EXERCISE BRIEF. Exactly as they appear, set down all of the records.

INPUT FOR THIS TASK.
┌────────

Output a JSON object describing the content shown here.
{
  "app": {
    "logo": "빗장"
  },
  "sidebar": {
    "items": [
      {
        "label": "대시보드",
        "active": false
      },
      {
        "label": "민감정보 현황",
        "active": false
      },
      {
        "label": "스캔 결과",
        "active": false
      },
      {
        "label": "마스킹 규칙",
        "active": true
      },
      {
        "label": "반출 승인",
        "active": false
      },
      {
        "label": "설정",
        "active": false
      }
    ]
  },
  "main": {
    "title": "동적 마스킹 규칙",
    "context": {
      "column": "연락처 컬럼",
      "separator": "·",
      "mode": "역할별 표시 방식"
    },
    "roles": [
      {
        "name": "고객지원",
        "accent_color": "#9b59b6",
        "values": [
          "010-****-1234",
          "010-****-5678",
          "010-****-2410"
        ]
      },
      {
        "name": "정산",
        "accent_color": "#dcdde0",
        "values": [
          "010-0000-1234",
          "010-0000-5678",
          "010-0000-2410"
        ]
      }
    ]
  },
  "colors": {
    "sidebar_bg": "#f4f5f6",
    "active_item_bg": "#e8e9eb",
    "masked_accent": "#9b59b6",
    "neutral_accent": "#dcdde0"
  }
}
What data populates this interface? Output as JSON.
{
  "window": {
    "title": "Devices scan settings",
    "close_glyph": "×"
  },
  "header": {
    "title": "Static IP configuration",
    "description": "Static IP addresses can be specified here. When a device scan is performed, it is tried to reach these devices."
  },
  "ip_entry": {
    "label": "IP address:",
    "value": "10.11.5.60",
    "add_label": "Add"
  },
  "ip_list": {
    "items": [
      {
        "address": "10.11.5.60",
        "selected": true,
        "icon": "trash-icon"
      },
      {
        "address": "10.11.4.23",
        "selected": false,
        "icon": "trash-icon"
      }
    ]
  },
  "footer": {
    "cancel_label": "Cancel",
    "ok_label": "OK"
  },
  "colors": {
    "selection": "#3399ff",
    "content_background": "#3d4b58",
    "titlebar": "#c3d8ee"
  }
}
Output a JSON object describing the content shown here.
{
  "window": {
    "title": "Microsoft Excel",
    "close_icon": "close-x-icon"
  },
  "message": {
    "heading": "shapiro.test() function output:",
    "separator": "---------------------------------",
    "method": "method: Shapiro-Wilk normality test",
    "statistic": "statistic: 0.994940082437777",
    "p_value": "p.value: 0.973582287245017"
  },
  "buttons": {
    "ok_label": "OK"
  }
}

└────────

SOLUTION.
Output a JSON object describing the content shown here.
{
  "app": {
    "logo": "빗장"
  },
  "sidebar": {
    "items": [
      {
        "label": "대시보드",
        "active": false
      },
      {
        "label": "민감정보 현황",
        "active": false
      },
      {
        "label": "스캔 결과",
        "active": false
      },
      {
        "label": "마스킹 규칙",
        "active": true
      },
      {
        "label": "반출 승인",
        "active": false
      },
      {
        "label": "설정",
        "active": false
      }
    ]
  },
  "main": {
    "title": "동적 마스킹 규칙",
    "context": {
      "column": "연락처 컬럼",
      "separator": "·",
      "mode": "역할별 표시 방식"
    },
    "roles": [
      {
        "name": "고객지원",
        "accent_color": "#9b59b6",
        "values": [
          "010-****-1234",
          "010-****-5678",
          "010-****-2410"
        ]
      },
      {
        "name": "정산",
        "accent_color": "#dcdde0",
        "values": [
          "010-0000-1234",
          "010-0000-5678",
          "010-0000-2410"
        ]
      }
    ]
  },
  "colors": {
    "sidebar_bg": "#f4f5f6",
    "active_item_bg": "#e8e9eb",
    "masked_accent": "#9b59b6",
    "neutral_accent": "#dcdde0"
  }
}
What data populates this interface? Output as JSON.
{
  "window": {
    "title": "Devices scan settings",
    "close_glyph": "×"
  },
  "header": {
    "title": "Static IP configuration",
    "description": "Static IP addresses can be specified here. When a device scan is performed, it is tried to reach these devices."
  },
  "ip_entry": {
    "label": "IP address:",
    "value": "10.11.5.60",
    "add_label": "Add"
  },
  "ip_list": {
    "items": [
      {
        "address": "10.11.5.60",
        "selected": true,
        "icon": "trash-icon"
      },
      {
        "address": "10.11.4.23",
        "selected": false,
        "icon": "trash-icon"
      }
    ]
  },
  "footer": {
    "cancel_label": "Cancel",
    "ok_label": "OK"
  },
  "colors": {
    "selection": "#3399ff",
    "content_background": "#3d4b58",
    "titlebar": "#c3d8ee"
  }
}
Output a JSON object describing the content shown here.
{
  "window": {
    "title": "Microsoft Excel",
    "close_icon": "close-x-icon"
  },
  "message": {
    "heading": "shapiro.test() function output:",
    "separator": "---------------------------------",
    "method": "method: Shapiro-Wilk normality test",
    "statistic": "statistic: 0.994940082437777",
    "p_value": "p.value: 0.973582287245017"
  },
  "buttons": {
    "ok_label": "OK"
  }
}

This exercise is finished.